EXERCISE GOAL => Each line of the records that holds "name" should be shown in full.

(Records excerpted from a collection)
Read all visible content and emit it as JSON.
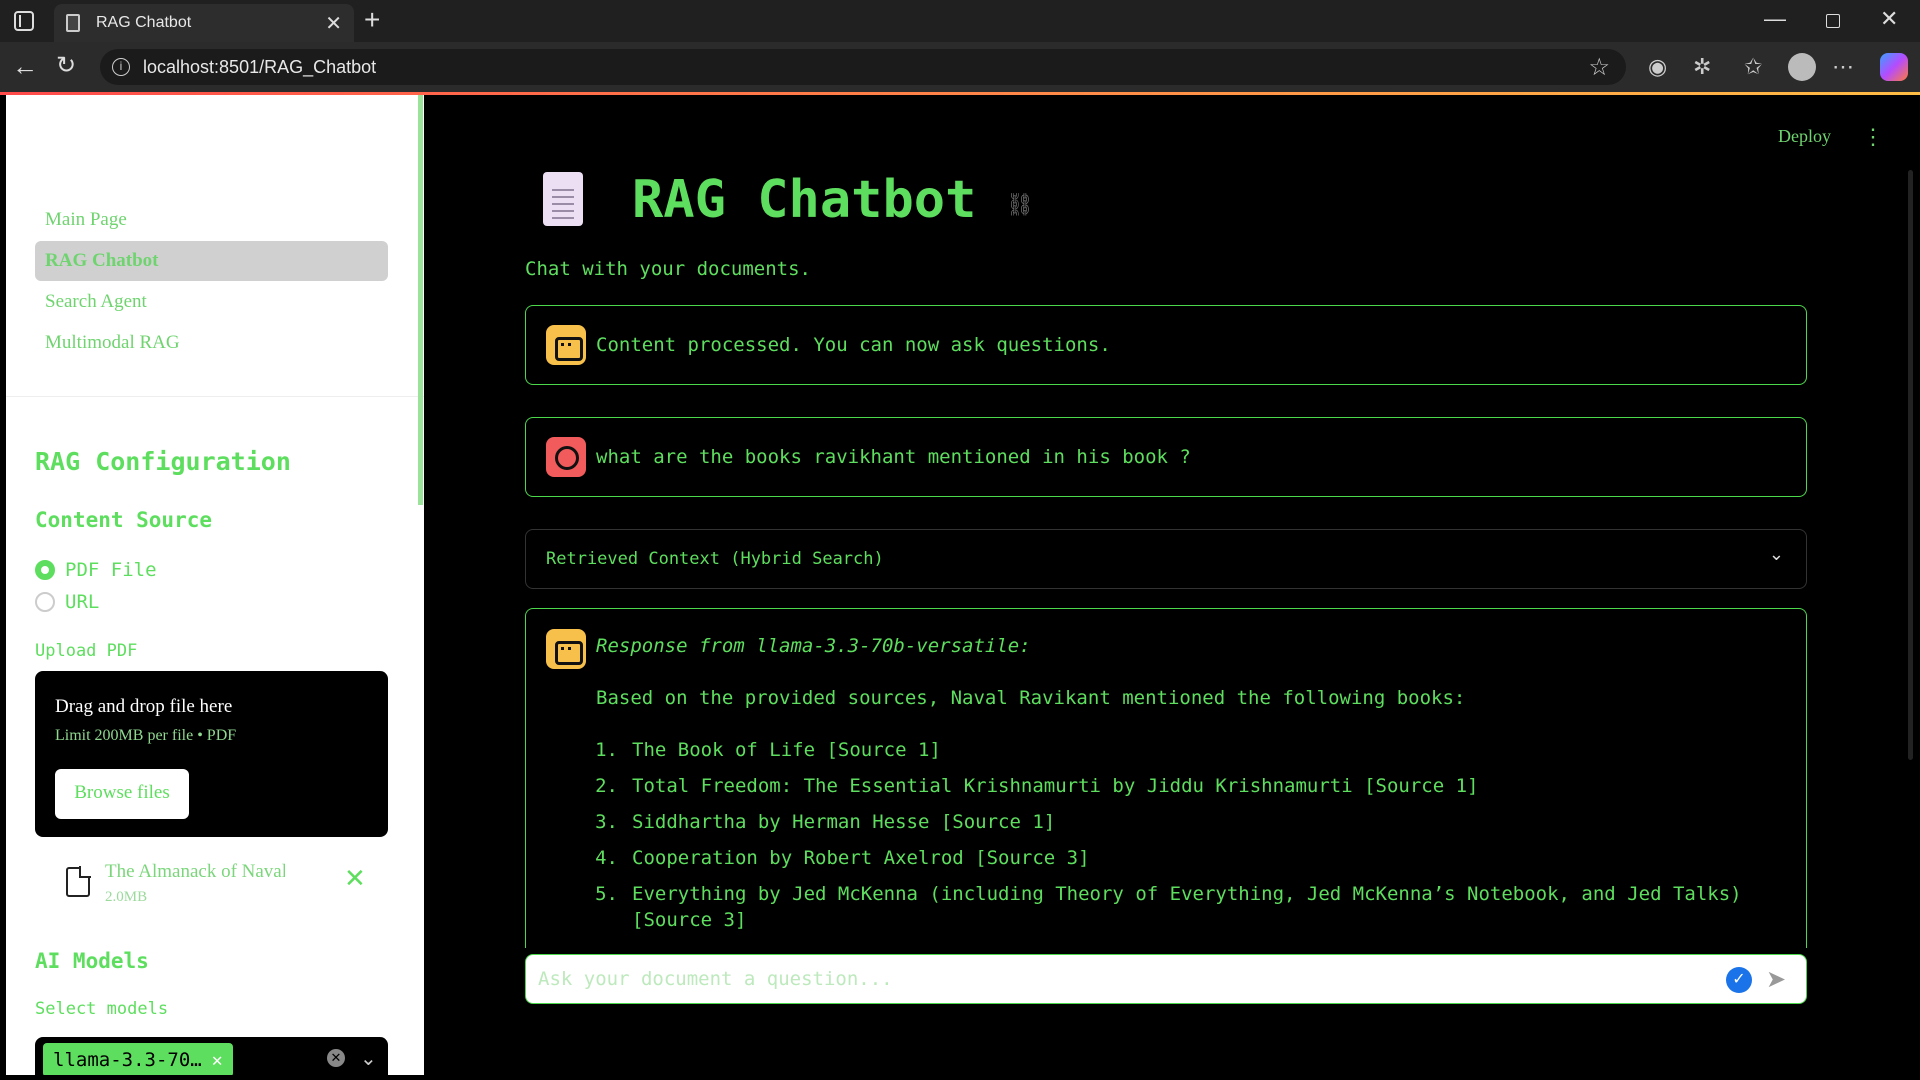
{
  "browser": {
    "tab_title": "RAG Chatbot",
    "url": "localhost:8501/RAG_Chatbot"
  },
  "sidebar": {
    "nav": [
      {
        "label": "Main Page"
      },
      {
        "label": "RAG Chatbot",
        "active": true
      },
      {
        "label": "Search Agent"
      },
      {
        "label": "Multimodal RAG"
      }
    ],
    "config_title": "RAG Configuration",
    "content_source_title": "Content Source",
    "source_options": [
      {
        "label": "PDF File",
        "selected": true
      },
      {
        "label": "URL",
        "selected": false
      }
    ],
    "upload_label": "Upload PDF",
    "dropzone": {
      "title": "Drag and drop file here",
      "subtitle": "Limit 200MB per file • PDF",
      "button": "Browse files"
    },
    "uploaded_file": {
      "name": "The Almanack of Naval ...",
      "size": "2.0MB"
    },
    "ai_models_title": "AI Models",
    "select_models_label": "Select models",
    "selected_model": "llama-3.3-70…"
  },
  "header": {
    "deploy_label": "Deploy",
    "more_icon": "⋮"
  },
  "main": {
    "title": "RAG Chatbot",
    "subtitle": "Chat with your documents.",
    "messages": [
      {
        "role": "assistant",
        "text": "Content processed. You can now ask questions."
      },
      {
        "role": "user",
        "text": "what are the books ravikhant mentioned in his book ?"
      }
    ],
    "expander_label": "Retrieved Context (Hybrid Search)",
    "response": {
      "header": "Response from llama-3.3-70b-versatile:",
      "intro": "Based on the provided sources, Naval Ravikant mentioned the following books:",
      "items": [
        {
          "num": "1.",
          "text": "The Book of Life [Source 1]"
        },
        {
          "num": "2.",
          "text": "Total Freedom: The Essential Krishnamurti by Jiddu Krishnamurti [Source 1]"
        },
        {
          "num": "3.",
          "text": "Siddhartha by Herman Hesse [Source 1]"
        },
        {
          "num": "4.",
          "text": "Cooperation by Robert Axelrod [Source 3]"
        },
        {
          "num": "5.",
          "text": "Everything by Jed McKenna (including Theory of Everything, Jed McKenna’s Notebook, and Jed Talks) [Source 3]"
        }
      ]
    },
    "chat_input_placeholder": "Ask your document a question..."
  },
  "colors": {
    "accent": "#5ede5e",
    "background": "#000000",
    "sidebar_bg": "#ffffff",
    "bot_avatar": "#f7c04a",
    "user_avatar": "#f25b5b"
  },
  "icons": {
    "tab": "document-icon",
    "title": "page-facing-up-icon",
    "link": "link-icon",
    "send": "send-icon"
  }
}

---

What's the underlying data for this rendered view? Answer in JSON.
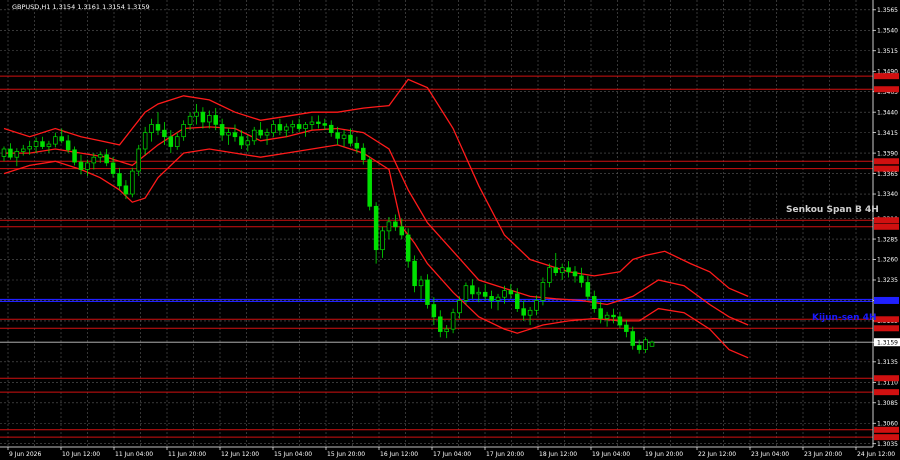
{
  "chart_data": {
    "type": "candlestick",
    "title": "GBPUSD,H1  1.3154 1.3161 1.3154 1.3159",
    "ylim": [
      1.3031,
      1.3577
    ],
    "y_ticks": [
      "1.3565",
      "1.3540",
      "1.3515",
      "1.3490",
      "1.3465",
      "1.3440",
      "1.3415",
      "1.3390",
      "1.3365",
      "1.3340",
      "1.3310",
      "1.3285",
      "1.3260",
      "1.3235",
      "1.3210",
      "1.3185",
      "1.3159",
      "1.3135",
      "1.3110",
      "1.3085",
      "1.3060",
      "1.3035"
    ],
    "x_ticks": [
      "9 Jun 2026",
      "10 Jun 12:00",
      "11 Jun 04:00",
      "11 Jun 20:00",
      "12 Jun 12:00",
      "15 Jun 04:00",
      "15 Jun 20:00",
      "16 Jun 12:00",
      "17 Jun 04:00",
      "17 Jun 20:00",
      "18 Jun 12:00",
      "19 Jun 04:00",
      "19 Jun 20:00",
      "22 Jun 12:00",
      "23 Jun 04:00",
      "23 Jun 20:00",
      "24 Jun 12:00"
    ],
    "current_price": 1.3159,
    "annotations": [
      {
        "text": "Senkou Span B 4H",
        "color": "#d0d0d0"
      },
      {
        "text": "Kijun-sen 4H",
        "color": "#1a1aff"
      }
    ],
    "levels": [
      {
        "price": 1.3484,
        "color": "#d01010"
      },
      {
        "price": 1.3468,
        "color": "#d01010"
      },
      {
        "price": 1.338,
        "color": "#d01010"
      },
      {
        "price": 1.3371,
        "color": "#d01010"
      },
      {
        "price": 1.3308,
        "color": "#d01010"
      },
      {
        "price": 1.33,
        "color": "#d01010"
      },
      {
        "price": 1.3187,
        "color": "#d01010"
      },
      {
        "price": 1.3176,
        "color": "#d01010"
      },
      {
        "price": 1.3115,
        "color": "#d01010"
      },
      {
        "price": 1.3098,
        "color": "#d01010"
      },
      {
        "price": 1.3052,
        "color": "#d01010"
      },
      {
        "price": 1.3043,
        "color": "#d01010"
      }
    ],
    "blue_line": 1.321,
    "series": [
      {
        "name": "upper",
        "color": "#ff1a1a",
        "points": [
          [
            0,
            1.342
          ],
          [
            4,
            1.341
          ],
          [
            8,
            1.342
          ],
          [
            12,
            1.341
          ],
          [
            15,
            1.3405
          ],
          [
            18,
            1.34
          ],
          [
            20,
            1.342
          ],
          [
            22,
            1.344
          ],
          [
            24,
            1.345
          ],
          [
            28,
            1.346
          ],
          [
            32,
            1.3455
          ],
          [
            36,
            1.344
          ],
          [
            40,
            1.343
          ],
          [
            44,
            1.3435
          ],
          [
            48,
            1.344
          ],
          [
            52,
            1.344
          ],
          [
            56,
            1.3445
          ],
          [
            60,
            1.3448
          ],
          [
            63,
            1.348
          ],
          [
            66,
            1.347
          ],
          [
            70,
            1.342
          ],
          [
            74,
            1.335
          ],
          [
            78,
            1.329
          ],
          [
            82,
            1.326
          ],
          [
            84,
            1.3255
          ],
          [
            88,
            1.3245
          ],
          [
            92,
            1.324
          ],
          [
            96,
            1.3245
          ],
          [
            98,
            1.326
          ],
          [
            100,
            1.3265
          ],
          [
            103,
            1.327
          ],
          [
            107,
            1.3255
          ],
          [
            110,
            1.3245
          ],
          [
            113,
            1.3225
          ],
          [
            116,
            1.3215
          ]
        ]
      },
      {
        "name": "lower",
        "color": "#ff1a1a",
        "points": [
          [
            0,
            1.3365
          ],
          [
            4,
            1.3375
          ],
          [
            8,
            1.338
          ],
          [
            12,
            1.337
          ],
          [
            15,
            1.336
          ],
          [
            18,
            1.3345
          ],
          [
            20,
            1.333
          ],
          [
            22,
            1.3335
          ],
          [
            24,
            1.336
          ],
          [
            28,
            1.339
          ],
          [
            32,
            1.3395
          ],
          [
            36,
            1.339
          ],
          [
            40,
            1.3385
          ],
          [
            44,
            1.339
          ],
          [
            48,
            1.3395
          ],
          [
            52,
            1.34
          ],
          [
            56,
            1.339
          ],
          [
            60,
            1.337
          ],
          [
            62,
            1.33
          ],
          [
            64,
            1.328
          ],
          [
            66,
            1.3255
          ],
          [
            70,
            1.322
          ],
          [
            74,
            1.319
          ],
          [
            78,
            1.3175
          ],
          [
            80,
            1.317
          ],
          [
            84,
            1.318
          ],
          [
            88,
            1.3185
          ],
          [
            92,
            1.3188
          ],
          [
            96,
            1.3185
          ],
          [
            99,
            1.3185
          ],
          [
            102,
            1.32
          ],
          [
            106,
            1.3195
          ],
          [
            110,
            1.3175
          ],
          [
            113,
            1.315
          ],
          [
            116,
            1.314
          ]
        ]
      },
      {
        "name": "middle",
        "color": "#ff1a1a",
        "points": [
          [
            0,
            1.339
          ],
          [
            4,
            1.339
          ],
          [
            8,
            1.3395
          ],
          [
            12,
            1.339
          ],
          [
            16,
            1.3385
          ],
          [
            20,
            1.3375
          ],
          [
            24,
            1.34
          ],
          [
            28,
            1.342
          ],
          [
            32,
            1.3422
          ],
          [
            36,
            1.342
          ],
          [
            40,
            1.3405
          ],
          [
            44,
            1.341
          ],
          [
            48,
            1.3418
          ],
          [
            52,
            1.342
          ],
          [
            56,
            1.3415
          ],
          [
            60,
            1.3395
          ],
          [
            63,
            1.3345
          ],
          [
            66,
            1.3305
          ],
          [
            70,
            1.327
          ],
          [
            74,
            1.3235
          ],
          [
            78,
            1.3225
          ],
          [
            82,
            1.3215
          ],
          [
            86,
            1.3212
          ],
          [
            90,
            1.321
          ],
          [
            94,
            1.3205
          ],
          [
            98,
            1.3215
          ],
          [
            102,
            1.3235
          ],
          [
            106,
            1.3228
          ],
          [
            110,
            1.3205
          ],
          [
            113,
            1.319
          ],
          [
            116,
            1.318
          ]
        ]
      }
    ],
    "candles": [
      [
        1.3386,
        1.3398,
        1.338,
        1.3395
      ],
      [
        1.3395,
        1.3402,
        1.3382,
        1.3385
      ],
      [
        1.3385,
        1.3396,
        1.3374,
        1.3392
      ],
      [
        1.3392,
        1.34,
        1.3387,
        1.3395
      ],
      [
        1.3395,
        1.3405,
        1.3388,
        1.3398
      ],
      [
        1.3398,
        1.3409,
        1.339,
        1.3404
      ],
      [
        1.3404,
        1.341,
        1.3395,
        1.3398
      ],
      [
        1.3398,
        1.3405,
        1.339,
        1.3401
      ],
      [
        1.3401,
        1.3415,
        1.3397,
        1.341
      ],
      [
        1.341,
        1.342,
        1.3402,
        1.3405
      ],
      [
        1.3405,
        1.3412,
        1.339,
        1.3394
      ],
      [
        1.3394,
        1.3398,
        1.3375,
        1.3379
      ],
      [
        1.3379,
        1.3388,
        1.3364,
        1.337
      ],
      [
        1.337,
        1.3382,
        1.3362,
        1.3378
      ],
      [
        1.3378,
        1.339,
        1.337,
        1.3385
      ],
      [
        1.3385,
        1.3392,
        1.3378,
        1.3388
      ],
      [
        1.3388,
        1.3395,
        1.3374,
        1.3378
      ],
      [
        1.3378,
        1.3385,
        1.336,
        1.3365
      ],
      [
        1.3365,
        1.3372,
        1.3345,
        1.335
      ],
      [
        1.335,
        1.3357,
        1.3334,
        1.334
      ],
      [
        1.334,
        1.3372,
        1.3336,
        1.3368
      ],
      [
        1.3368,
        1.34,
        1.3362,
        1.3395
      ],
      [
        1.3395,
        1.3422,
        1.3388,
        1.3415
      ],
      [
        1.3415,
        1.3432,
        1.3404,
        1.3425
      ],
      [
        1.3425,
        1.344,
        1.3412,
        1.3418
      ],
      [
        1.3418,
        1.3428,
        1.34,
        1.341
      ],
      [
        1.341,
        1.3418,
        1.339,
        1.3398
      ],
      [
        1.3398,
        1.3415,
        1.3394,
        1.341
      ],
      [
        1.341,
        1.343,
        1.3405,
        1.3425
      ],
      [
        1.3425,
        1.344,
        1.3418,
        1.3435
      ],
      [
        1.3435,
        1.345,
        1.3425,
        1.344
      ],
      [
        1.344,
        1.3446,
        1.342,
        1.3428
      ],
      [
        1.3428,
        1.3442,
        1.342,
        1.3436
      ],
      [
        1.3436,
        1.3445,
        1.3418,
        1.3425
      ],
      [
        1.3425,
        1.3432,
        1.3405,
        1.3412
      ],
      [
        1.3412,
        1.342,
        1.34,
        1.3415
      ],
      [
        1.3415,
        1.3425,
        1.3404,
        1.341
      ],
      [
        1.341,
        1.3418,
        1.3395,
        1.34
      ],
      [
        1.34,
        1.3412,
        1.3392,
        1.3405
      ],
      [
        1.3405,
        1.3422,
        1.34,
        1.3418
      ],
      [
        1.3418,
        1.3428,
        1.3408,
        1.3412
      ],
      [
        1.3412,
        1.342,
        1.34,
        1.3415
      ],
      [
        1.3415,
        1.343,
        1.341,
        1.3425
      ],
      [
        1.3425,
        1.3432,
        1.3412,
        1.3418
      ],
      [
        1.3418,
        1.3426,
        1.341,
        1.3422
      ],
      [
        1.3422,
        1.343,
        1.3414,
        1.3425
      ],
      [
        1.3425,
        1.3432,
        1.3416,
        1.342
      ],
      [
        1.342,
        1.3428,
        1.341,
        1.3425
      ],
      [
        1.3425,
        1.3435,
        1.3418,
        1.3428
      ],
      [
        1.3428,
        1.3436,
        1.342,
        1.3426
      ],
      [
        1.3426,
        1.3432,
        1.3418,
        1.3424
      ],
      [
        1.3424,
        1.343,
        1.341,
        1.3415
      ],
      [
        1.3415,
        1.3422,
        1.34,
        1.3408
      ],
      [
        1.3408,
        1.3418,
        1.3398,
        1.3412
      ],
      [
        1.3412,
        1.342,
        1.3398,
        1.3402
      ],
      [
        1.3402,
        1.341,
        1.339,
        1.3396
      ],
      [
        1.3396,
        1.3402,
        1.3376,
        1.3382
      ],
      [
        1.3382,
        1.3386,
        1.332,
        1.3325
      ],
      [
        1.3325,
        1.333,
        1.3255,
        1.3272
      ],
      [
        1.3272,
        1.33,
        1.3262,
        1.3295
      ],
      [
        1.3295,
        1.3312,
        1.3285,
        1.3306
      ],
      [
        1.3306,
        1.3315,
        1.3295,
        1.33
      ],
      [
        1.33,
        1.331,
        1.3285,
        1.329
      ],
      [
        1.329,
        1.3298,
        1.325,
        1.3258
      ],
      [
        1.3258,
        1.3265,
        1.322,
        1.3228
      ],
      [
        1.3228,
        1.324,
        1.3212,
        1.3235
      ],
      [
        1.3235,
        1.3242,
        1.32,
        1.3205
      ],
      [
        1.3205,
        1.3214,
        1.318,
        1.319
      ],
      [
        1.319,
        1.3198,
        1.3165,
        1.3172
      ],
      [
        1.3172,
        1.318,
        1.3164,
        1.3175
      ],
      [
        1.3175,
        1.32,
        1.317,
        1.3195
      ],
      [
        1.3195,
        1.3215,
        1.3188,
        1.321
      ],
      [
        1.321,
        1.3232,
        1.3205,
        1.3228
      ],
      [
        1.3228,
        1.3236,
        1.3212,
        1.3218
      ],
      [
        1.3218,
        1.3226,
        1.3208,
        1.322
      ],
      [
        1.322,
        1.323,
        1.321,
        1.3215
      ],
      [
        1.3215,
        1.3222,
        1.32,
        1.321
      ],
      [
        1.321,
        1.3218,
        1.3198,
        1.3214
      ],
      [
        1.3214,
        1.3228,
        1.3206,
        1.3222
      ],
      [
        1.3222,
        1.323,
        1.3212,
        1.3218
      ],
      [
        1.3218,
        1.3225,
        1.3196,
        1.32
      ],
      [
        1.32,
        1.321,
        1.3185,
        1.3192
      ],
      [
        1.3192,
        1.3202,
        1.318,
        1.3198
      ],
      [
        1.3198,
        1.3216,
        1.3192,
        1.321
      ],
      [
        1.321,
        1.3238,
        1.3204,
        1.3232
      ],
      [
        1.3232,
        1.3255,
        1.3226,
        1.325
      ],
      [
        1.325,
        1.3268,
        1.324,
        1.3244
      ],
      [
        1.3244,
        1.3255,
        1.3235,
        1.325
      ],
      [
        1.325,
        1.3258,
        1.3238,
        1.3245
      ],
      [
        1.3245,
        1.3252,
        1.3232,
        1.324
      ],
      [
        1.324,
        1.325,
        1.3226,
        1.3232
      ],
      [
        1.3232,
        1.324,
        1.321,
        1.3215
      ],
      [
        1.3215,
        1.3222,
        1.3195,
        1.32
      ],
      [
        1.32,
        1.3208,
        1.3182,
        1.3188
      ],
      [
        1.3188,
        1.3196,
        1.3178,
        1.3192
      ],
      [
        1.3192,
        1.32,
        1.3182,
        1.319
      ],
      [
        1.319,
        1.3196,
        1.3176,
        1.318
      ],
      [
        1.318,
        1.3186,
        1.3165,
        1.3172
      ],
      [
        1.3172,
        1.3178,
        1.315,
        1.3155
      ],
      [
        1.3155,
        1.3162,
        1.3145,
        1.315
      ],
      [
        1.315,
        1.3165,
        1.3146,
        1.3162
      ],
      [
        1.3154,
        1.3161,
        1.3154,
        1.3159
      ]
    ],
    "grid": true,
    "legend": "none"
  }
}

EXERCISE OUTPUT =>
      "name": "The Almanack of Naval ...",
        "name": "upper",
        "name": "lower",
        "name": "middle",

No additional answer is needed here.